Soon the drummer was running around with the likes of pianist Bobby Timmons (who lived around the corner), bassist Jimmy Garrison, a singer fresh up from Florida who fell in love with the bass when he met Percy Heath, saxophonist Sam Reed (whose mom made the best coconut cakes for them after school), and the 15-year-old trumpet prodigy Lee Morgan.
The friends played a few gigs in bars around Philly until the mid-1950s when Heath joined the Hightones with John Coltrane, organist Shirley Scott, and Bill Carney, who sang and played percussion.
“Sam Reed and me used to play down the shore too, with an R&B crooner Buddy Trenier, who sang like Billy Eckstine.”
As he discussed his career, the history of Philadelphia jazz was apparent. “Sam Reed and me used to play down the shore too, with an R&B crooner Buddy Trenier, who sang like Billy Eckstine,” Heath says. “Bobby Timmons was the piano player.” Later, Heath explains they would play in the house rhythm section at the famed Philly jazz nightclub the Showboat, with headliners such as Lester Young and Oscar Pettiford. Heath even played a week at the Blue Note on Ridge Avenue with Thelonious Monk. By 1958, at the age of 23, Heath moved to New York to play with J.J. Johnson and start a wider career working and recording with the best in jazz.
Heath left the warm chrysalis of the Philadelphia jazz community, which his family was foundational in building, ultimately playing with a diversity of artists from Nina Simone (her first album Little Girl Blue) to Herbie Hancock (The Prisoner).
How does a family who loves music build a dynasty? By imbuing their children with a love of music and adventure. Heath’s mother enjoyed gospel—Mahalia Jackson was her favorite—and loved to sing. His father was a mechanic who listened to John Phillip Sousa. “My father used to play the clarinet on Saturdays and go to practice in the Elks Marching Band on Sundays. On Mondays, he put the horn in the pawn shop on his way to work and then pick it up the next Friday.”
“My father used to play the clarinet on Saturdays and go to practice in the Elks Marching Band on Sundays. On Mondays, he put the horn in the pawn shop on his way to work and then pick it up the next Friday.”
Heath said that the people on his street weren’t musical, but that “We were the people who brought the music to the neighborhood.” Even sometimes when “music” might not have been the best operational term: As a young man starting out, he once led a group consisting only of the drums and two horns.

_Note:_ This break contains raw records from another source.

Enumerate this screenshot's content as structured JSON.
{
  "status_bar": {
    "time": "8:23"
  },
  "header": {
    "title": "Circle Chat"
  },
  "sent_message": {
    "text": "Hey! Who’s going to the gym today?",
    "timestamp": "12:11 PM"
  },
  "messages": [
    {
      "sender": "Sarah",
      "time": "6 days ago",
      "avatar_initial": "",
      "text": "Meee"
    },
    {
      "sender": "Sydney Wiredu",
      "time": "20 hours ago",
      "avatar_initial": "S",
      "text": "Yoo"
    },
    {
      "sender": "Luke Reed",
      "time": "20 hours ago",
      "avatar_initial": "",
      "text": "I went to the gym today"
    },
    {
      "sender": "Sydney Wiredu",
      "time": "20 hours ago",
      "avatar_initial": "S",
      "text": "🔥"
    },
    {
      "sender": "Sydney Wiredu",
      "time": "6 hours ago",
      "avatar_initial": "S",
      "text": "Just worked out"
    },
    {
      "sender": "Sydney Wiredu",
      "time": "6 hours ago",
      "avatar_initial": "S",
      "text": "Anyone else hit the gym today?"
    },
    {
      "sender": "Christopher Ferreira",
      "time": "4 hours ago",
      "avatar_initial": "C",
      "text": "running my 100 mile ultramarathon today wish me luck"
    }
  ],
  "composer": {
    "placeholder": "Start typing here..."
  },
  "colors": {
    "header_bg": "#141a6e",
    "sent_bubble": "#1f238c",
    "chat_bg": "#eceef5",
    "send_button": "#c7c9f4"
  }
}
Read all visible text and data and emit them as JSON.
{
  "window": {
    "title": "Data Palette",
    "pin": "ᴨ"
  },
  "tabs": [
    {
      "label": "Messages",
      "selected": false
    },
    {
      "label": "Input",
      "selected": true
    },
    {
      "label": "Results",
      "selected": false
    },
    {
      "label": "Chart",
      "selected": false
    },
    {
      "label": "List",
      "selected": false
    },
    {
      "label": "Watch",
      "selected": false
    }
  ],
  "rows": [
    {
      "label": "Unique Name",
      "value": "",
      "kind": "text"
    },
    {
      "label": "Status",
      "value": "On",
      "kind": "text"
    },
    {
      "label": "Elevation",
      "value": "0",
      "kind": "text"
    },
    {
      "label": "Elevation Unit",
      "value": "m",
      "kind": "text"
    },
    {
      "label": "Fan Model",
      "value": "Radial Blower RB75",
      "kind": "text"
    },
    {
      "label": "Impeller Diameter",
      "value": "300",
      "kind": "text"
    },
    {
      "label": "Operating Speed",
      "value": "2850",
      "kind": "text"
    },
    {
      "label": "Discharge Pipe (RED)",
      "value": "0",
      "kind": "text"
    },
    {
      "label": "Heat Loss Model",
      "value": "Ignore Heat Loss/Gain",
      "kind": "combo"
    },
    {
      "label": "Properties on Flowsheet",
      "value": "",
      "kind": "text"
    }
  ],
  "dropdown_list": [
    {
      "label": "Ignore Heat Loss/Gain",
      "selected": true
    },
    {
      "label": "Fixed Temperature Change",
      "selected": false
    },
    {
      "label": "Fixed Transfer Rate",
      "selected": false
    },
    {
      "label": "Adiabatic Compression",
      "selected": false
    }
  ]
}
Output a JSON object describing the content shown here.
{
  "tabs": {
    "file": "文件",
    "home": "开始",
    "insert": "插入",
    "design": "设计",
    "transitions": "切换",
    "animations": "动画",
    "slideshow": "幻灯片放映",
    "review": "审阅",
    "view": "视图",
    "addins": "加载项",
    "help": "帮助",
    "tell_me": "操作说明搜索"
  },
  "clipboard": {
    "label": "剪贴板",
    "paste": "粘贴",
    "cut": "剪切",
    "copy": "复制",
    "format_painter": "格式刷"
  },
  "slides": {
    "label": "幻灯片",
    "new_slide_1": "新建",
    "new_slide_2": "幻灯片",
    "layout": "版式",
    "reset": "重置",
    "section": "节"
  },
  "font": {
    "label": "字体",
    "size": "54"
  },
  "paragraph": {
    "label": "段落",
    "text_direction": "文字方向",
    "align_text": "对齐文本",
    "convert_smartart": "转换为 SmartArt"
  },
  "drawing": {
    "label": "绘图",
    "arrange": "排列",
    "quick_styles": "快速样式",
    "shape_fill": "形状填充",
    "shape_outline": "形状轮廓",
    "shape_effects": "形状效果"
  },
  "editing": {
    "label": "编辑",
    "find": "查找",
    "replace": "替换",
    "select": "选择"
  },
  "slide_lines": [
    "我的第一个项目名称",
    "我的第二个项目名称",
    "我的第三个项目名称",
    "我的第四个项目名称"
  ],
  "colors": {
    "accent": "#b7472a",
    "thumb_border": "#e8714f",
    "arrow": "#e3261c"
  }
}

He told an NPR interviewer, “That’s a real strange instrumentation. I mean, most people need the bass, and a lot of people like a piano in there or some melodic chordal instrument—and we didn’t have any of that. But the place across the street from where I lived, some adult people were good enough to let us come in there and play. It must have been awful. And one guy came up and gave us 75 cents as a tip. He was drunk, of course, and he walked away — ‘Oh, you kids are great.’ And I realized: That’s a quarter apiece. Hey man, we can get paid doing this!”An educator and a versatile drummer who by his resume can play nearly any genre of music, Heath remains a member of one of Philly’s most prestigious jazz families, and told his story with dynamism and joy. And he’s not finished. He also opined that, “once everything opens up again” (after COVID), he’ll be back playing with his trio. To catch his latest project, check out his album Philadelphia Beat. Or if you want a taste of his sublime drum solo work with Sonny Rollins check out St. Thomas. Then you need to move on to all the rest of the music this 85-year-old hometown hero has made his life.